I’ll be honest, apart from mainstream media attention I have to admit I didn’t know too much about Steve Jobs other than his “Apple” life story. I was interested into seeing his personal life and how he became one of the most powerful men in the technology world. This movie doesn’t do this and although the cast of Ashton Kutcher (Steve Jobs), Josh Gad (Steve Wozniak) JK Simmons (Arthur Rock), Dermot Mulroney (Mike Markkula) and Matthew Modine as John Sculley is very steady. The movie is more a time line of his life (to an extent) and the company.

This is where the problem lies with “Jobs” it isn’t sure what it is meant to be projecting as Jobs personal life is portrayed in bullet points and only skims the surface of the man and his personal problems. It also displays a lack of pace and the fluidity appears start / stop at times. I learned that he had a daughter Lisa that he denied for a very long time and it’s not until later on in the movie it appears he had a change of heart and a teenage Lisa is portrayed and in his life at this point. There was no emotional storytelling in relation to this or to others which I felt was a missed opportunity.

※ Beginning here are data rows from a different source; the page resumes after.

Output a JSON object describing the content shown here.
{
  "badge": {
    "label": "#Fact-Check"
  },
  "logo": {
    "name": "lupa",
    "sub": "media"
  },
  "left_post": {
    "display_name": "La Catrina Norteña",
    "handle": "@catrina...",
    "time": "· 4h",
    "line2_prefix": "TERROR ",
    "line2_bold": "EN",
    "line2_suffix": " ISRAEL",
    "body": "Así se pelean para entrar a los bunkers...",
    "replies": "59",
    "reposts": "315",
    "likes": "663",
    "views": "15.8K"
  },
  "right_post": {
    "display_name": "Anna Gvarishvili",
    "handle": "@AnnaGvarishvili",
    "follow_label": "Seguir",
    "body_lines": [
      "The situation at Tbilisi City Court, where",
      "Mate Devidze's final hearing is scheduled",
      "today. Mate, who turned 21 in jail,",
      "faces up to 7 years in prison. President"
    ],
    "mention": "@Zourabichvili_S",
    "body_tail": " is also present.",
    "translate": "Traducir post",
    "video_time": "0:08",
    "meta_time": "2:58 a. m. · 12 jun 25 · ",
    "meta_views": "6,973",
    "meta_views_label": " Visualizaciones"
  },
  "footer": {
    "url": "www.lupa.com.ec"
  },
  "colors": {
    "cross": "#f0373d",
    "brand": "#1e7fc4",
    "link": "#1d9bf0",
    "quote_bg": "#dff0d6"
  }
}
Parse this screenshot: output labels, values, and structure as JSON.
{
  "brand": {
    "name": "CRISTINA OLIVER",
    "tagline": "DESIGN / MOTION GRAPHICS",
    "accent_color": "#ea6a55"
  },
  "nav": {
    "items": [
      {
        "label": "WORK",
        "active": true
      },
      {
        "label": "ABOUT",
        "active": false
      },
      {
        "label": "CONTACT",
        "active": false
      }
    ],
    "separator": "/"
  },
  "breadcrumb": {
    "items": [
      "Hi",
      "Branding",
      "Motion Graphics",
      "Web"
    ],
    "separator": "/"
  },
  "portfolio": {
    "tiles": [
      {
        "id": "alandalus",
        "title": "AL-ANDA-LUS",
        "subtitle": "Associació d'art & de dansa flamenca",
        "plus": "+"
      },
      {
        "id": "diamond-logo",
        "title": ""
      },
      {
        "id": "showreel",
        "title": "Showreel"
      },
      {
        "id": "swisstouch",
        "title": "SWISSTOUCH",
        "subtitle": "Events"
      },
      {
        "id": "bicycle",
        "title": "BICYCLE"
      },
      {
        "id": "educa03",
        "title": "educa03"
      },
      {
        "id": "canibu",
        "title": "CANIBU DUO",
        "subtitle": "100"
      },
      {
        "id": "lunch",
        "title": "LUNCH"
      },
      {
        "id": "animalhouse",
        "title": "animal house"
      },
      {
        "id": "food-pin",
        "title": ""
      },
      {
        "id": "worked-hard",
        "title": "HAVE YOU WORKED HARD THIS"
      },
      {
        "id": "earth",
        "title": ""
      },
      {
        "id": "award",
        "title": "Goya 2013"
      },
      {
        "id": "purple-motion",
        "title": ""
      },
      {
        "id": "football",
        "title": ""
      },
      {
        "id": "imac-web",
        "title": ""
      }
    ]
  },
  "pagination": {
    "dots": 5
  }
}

Away from these issues I learned more about the business side of Apple and Jobs relationship with his board and colleagues. Kutcher portrays him as best as he could and picks up some of the mans traits and mannerisms which I should give him credit for. Kutcher in my opinion isn’t the greatest actor in the word but his scenes with Josh Gad as Steve Wozniak were fun and lightened the story with humour between them. Josh Gad to me was the best thing in the movie and although I didn’t know much about Wozniak other than what most folk know about him through various interviews, this movie gave you an insight into what it was like to be Steve Jobs’ colleague, company partner and friend.

With a supporting cast of Mulroney, Simmons and Modine this is another saving grace to the film and particularly Mulroney’s portrayal of Mike Markkula who is the long suffering business partner of Jobs who endured some awkward moments throughout the film protecting Jobs in particular during the boardroom scenes that both Simmons and Modine excelled in.

Another positive throughout the movie is the soundtrack. From Cat Stevens’ “Peace Train” and Bob Dylan’s “Boots of Spanish Leather” to the brilliant “Life’s Been Good” by Joe Walsh which add to the era and fit well into the story.

In summary, if you wish to learn more about Steve Jobs I wouldn’t recommend getting that from this movie. That’s not to say it’s a bad film. “Jobs” is interesting enough to keep you entertained for a couple of hours and learn a few things about how “Apple” began in a garage and what it became today which is quite astonishing. Just don’t look for a deep thought provoking insight into one of the most brilliant minds of a generation.